New Zealand Medical Association says no party pills
Wednesday, November 1, 2006
The New Zealand Medical Association (NZMA) has warned the public against taking party pills, even though they are legal in New Zealand. This warning comes because Benzylpiperazine, or BZP, can trigger hypothermia, seizures, paranoia, insomnia, anxiety, nausea, vomiting, palpitations and spasms of the muscle. Some of those side effects will occur if the person has taken 4.5 tablets.
Those who do take party pills should not mix them with medication, drugs or alcohol. Also those with mental illnesses are advised to steer clear of the pills.
Ross Boswell, chairman of the medical association, said: "There were growing concerns about the safety of BZP-based party pills," and the legality of the pills is coming under fire. "If people insist on taking the pills, they should make sure they stick to the manufacturer's recommended dose, of one or two pills, and not combine them with other stimulants."
A study done at the Christchurch Hospital has shown that 61 patients had been to the emergency department a total of 80 times.
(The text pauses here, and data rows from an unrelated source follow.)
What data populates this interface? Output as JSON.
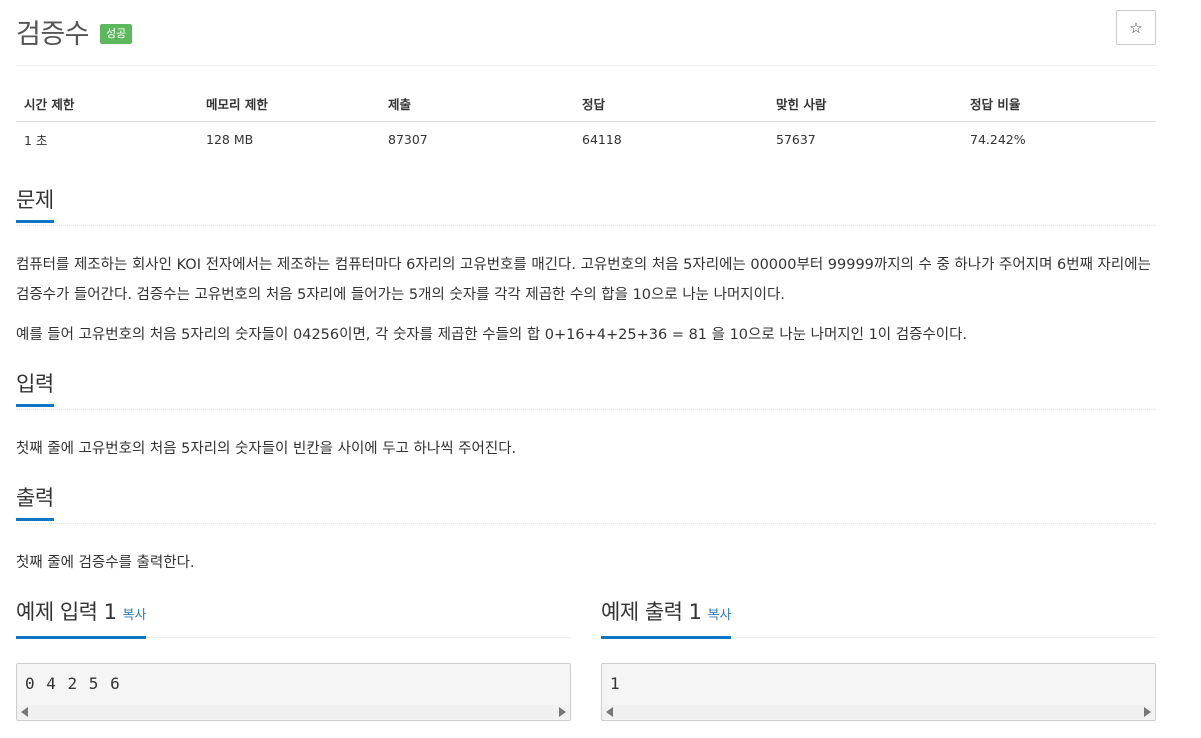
{
  "problem": {
    "title": "검증수",
    "badge": "성공",
    "star_icon": "star-icon"
  },
  "info_table": {
    "headers": [
      "시간 제한",
      "메모리 제한",
      "제출",
      "정답",
      "맞힌 사람",
      "정답 비율"
    ],
    "values": [
      "1 초",
      "128 MB",
      "87307",
      "64118",
      "57637",
      "74.242%"
    ]
  },
  "sections": {
    "description": {
      "heading": "문제",
      "paragraphs": [
        "컴퓨터를 제조하는 회사인 KOI 전자에서는 제조하는 컴퓨터마다 6자리의 고유번호를 매긴다. 고유번호의 처음 5자리에는 00000부터 99999까지의 수 중 하나가 주어지며 6번째 자리에는 검증수가 들어간다. 검증수는 고유번호의 처음 5자리에 들어가는 5개의 숫자를 각각 제곱한 수의 합을 10으로 나눈 나머지이다.",
        "예를 들어 고유번호의 처음 5자리의 숫자들이 04256이면, 각 숫자를 제곱한 수들의 합 0+16+4+25+36 = 81 을 10으로 나눈 나머지인 1이 검증수이다."
      ]
    },
    "input": {
      "heading": "입력",
      "text": "첫째 줄에 고유번호의 처음 5자리의 숫자들이 빈칸을 사이에 두고 하나씩 주어진다."
    },
    "output": {
      "heading": "출력",
      "text": "첫째 줄에 검증수를 출력한다."
    }
  },
  "samples": {
    "input": {
      "title": "예제 입력 1",
      "copy": "복사",
      "content": "0 4 2 5 6"
    },
    "output": {
      "title": "예제 출력 1",
      "copy": "복사",
      "content": "1"
    }
  },
  "colors": {
    "accent": "#0e76c4",
    "badge_success": "#5cb85c",
    "link": "#337ab7"
  }
}
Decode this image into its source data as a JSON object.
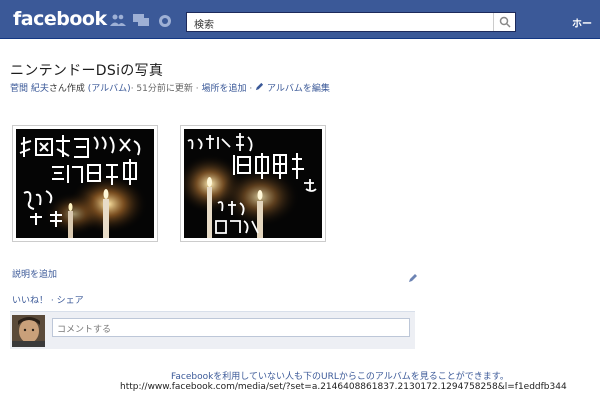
{
  "topbar": {
    "logo": "facebook",
    "search_placeholder": "検索",
    "home_label": "ホー",
    "icons": [
      "friend-requests-icon",
      "messages-icon",
      "notifications-icon",
      "search-icon"
    ]
  },
  "album": {
    "title": "ニンテンドーDSiの写真",
    "owner": "菅間 紀夫",
    "created_by": "さん作成",
    "album_link": "(アルバム)",
    "updated": "· 51分前に更新 ·",
    "add_place": "場所を追加",
    "edit_album": "アルバムを編集",
    "photos": [
      {
        "caption": "北関東大震災のため計画停電中 ろうそく2本"
      },
      {
        "caption": "ろうそく2本と懐中電灯1つ けっこう明るい"
      }
    ]
  },
  "actions": {
    "add_description": "説明を追加",
    "like": "いいね！",
    "separator": "·",
    "share": "シェア",
    "comment_placeholder": "コメントする"
  },
  "footer": {
    "notice": "Facebookを利用していない人も下のURLからこのアルバムを見ることができます。",
    "url": "http://www.facebook.com/media/set/?set=a.2146408861837.2130172.1294758258&l=f1eddfb344"
  },
  "colors": {
    "brand": "#3b5998",
    "link": "#3b5998",
    "comment_bg": "#edeff4"
  }
}
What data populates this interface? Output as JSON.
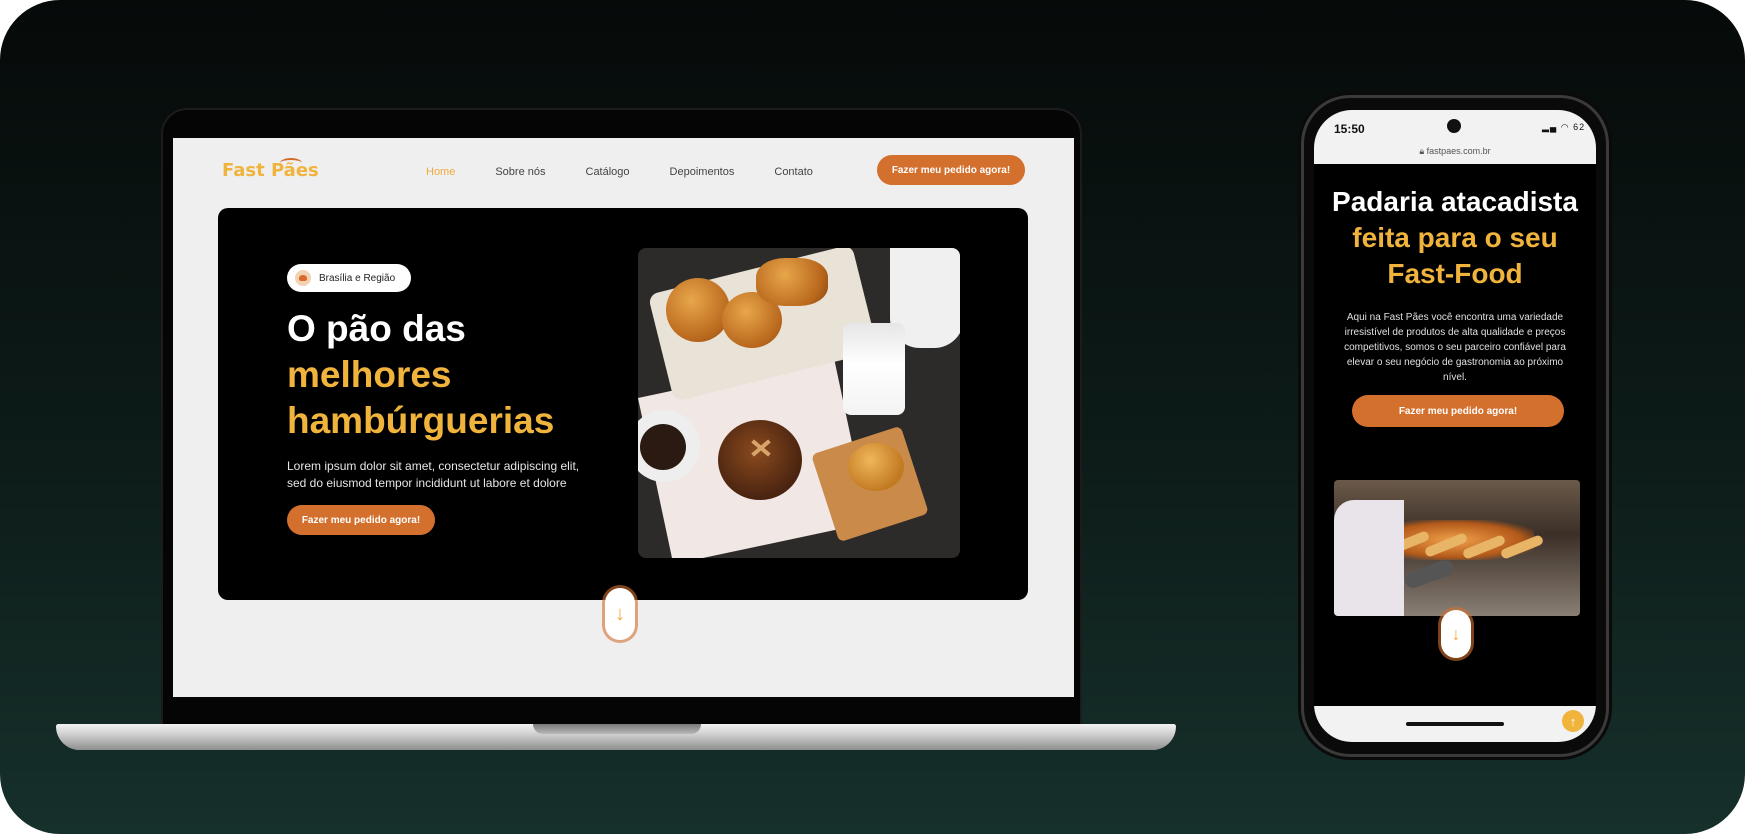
{
  "desktop": {
    "logo": "Fast Pães",
    "nav": [
      {
        "label": "Home",
        "active": true
      },
      {
        "label": "Sobre nós",
        "active": false
      },
      {
        "label": "Catálogo",
        "active": false
      },
      {
        "label": "Depoimentos",
        "active": false
      },
      {
        "label": "Contato",
        "active": false
      }
    ],
    "nav_cta": "Fazer meu pedido agora!",
    "badge": "Brasília e Região",
    "title_line1": "O pão das",
    "title_line2": "melhores",
    "title_line3": "hambúrguerias",
    "description": "Lorem ipsum dolor sit amet, consectetur adipiscing elit, sed do eiusmod tempor incididunt ut labore et dolore",
    "cta": "Fazer meu pedido agora!",
    "scroll_icon": "arrow-down-icon"
  },
  "mobile": {
    "time": "15:50",
    "status_icons": "▂▄ ◠ 62",
    "url": "fastpaes.com.br",
    "title_line1": "Padaria atacadista",
    "title_line2": "feita para o seu",
    "title_line3": "Fast-Food",
    "description": "Aqui na Fast Pães você encontra uma variedade irresistível de produtos de alta qualidade e preços competitivos, somos o seu parceiro confiável para elevar o seu negócio de gastronomia ao próximo nível.",
    "cta": "Fazer meu pedido agora!",
    "scroll_icon": "arrow-down-icon",
    "to_top_icon": "arrow-up-icon"
  },
  "colors": {
    "accent_orange": "#d4702e",
    "gold": "#f0b43c",
    "hero_bg": "#000000"
  }
}
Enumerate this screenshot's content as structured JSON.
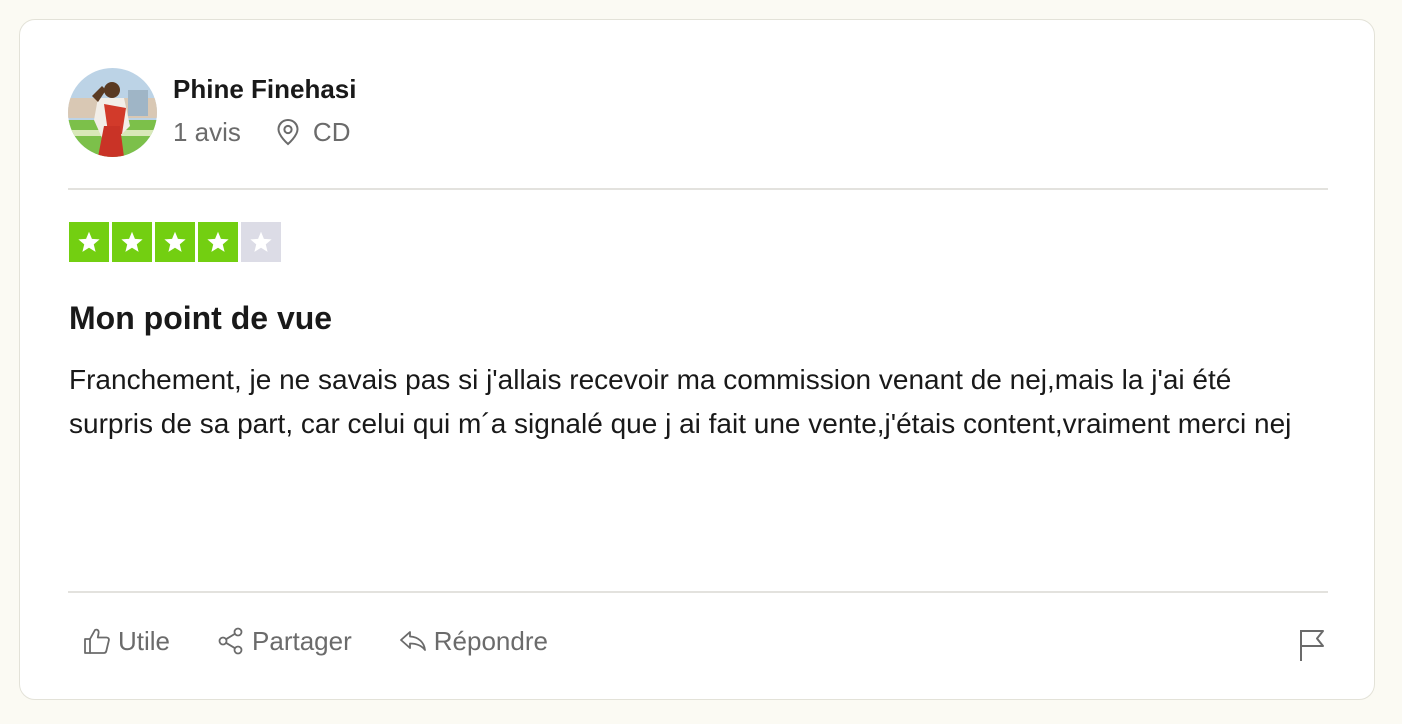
{
  "consumer": {
    "name": "Phine Finehasi",
    "reviews_count": "1 avis",
    "country": "CD"
  },
  "rating": {
    "value": 4,
    "max": 5,
    "filled_color": "#73cf11",
    "empty_color": "#dcdce6"
  },
  "review": {
    "title": "Mon point de vue",
    "body": "Franchement, je ne savais pas si j'allais recevoir ma commission venant de nej,mais la j'ai été surpris de sa part, car celui qui m´a signalé que j ai fait une vente,j'étais content,vraiment merci nej"
  },
  "actions": {
    "useful_label": "Utile",
    "share_label": "Partager",
    "reply_label": "Répondre"
  },
  "icons": {
    "location": "location-pin-icon",
    "useful": "thumbs-up-icon",
    "share": "share-icon",
    "reply": "reply-icon",
    "report": "flag-icon",
    "star": "star-icon"
  }
}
Of those 80 times, 15 of them were toxic seizures and two patients presented life threatening conditions.
The pills are often sold as "herbal highs" but according to Boswell, there is nothing "herbal" about them as they were first made to treat cattle that had worms.
Boswell said: "Further research on the effects of BZP is soon to be released by the Health Minister," as the New Zealand government is debating whether or not they should be banned or have their sale restricted.
- "Doctors warn against party pills" — , November 1, 2006
- Nzpa. "Stay away from party pills, warn medics" — , November 1, 2006